Wisconsin, prior to Scott Walker and Act 10, had an exceptionally public sector union, which had created a health insurance benefit that had two facts the law aimed to address
Union employees contributed less towards their health care
Prior to the law mandated changes, the average contribution was small
In the 2010-11 school year, Forbes said the average employee contribution for health premiums was 5 percent for family plans and 3 percent for single plans.
The law mandated employees contribute more (with a goal of 12%)
[E]mployees at more than 100 districts – approximately one-quarter of Wisconsin’s 422 public school districts – paid less than 12 percent towards their monthly health insurance premiums in the 2017-18 school year.

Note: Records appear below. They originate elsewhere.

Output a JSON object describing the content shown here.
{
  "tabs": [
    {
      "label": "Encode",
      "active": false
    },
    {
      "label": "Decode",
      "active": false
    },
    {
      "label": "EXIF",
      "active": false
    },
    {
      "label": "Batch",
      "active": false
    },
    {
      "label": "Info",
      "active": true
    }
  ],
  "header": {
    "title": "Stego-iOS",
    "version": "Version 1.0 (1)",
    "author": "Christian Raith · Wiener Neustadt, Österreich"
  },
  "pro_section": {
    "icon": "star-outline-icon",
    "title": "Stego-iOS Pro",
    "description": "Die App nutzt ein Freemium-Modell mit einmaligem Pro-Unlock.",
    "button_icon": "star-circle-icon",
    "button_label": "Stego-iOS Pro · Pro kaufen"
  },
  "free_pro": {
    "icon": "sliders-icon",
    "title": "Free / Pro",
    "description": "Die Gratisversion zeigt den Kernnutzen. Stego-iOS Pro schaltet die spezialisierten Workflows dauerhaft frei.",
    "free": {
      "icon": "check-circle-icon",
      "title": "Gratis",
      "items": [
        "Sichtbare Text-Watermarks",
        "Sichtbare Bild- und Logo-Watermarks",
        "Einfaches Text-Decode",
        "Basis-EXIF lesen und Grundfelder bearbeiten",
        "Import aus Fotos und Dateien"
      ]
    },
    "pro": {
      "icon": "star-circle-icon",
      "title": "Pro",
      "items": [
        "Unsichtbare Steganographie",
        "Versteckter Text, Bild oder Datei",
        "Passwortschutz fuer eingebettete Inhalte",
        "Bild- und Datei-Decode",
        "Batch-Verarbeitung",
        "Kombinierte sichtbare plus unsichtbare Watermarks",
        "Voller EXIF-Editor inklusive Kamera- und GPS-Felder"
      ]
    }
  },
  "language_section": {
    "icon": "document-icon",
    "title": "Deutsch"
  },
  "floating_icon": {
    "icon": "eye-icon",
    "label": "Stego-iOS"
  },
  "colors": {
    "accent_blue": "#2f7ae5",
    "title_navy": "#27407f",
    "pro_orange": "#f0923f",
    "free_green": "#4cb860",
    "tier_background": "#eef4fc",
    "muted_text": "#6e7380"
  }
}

Still, that’s a far cry from 2010-11, when 43 percent of all districts paid the the entirety of their employee premiums on single plans every month. Today, just 6.4 percent of districts pay employee premiums in full.
Health insurance could be bid out
Apparently unions could dictate which insurance could be purchased
The analysis found that Wisconsin saved $3.36 billion by requiring government employees contribute a reasonable amount to their own retirement. The analysis also estimates local units of governments saved an additional $404.8 million total by taking common sense steps like opening their employees’ health insurance to competitive bidding. Milwaukee Public Schools saved $1.3 billion in long-term pension liabilities, and Neenah saved $97 million in long-term pension liabilities in addition to other savings.
Nobody goes into detail as to what that renegotiation entails, but it's quite possible the unions had their own deals with health insurance providers, and mandated their use in contract negotiations. Since the state picked up all premiums in many districts, there would be little incentive to select economical plans.
Remember, the net effect of Act 10 was to weaken collective bargaining in Wisconsin. With weaker unions, many government agencies were free to make decisions that the unions likely would have objected to prior to the law.